# Required action
Count every line in the data below that includes "Tools", and give only the result.

Excerpts from an interface dataset
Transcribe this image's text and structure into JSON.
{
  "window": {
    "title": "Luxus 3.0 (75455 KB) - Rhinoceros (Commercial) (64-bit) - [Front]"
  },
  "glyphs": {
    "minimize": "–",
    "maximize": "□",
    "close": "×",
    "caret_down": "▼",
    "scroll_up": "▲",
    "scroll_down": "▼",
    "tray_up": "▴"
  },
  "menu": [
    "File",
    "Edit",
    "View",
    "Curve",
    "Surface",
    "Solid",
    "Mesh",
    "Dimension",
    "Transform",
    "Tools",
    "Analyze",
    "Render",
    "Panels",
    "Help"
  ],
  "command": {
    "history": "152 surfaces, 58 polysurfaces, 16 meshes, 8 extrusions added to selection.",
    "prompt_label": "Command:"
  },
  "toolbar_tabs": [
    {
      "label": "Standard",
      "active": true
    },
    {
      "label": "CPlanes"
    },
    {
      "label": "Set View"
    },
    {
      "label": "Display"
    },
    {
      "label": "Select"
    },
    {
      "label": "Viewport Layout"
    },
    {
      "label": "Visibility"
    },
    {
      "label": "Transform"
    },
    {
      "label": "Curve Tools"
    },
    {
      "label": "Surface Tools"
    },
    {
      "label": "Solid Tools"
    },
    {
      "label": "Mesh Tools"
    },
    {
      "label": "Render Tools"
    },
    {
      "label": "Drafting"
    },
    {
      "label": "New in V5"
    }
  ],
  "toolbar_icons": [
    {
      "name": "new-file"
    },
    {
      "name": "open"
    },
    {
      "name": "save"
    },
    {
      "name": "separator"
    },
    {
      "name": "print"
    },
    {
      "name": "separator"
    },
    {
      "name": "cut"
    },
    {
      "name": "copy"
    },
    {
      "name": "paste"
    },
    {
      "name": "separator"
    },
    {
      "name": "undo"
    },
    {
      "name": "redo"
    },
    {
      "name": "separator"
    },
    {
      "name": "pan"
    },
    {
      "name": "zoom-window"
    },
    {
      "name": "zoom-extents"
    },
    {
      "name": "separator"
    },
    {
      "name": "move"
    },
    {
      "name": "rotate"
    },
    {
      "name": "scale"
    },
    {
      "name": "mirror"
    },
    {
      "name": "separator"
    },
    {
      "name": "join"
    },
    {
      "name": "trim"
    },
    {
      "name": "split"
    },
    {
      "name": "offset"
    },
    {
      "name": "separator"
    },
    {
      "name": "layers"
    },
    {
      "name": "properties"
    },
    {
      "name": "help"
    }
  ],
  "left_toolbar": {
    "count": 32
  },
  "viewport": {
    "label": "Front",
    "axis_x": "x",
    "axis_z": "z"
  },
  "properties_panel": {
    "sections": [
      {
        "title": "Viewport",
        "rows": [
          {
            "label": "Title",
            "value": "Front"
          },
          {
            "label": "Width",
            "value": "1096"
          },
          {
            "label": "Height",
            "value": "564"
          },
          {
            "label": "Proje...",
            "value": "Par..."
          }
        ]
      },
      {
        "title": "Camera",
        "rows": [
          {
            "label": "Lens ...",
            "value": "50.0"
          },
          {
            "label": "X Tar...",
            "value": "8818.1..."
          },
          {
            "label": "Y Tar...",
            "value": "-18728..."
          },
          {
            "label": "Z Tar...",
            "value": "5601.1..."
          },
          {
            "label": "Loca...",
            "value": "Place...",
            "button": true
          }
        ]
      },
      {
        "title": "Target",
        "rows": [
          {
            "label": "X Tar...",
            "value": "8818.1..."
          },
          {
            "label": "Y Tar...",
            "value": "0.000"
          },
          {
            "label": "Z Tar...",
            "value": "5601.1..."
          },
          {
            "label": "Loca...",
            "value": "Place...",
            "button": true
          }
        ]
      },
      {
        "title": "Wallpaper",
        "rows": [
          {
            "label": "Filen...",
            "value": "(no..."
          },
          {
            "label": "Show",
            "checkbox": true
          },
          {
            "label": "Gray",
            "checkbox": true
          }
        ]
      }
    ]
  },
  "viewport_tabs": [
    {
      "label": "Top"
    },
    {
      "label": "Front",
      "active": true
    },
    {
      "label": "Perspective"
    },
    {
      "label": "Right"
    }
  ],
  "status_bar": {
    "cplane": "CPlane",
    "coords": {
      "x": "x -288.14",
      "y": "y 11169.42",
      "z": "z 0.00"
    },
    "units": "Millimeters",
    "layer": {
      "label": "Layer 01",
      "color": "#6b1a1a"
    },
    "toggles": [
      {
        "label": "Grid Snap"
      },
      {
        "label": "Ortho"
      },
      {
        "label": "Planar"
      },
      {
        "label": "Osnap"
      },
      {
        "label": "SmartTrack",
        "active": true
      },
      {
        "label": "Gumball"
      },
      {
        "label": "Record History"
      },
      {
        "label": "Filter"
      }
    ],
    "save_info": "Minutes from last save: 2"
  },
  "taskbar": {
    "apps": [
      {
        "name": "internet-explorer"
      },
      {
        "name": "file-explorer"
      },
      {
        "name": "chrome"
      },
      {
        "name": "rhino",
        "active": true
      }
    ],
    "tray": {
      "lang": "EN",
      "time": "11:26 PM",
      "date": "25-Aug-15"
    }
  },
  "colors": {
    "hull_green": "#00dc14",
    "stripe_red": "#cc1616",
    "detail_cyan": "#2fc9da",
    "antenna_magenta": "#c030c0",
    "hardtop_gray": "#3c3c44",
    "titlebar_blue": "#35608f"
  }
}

# Written reply
6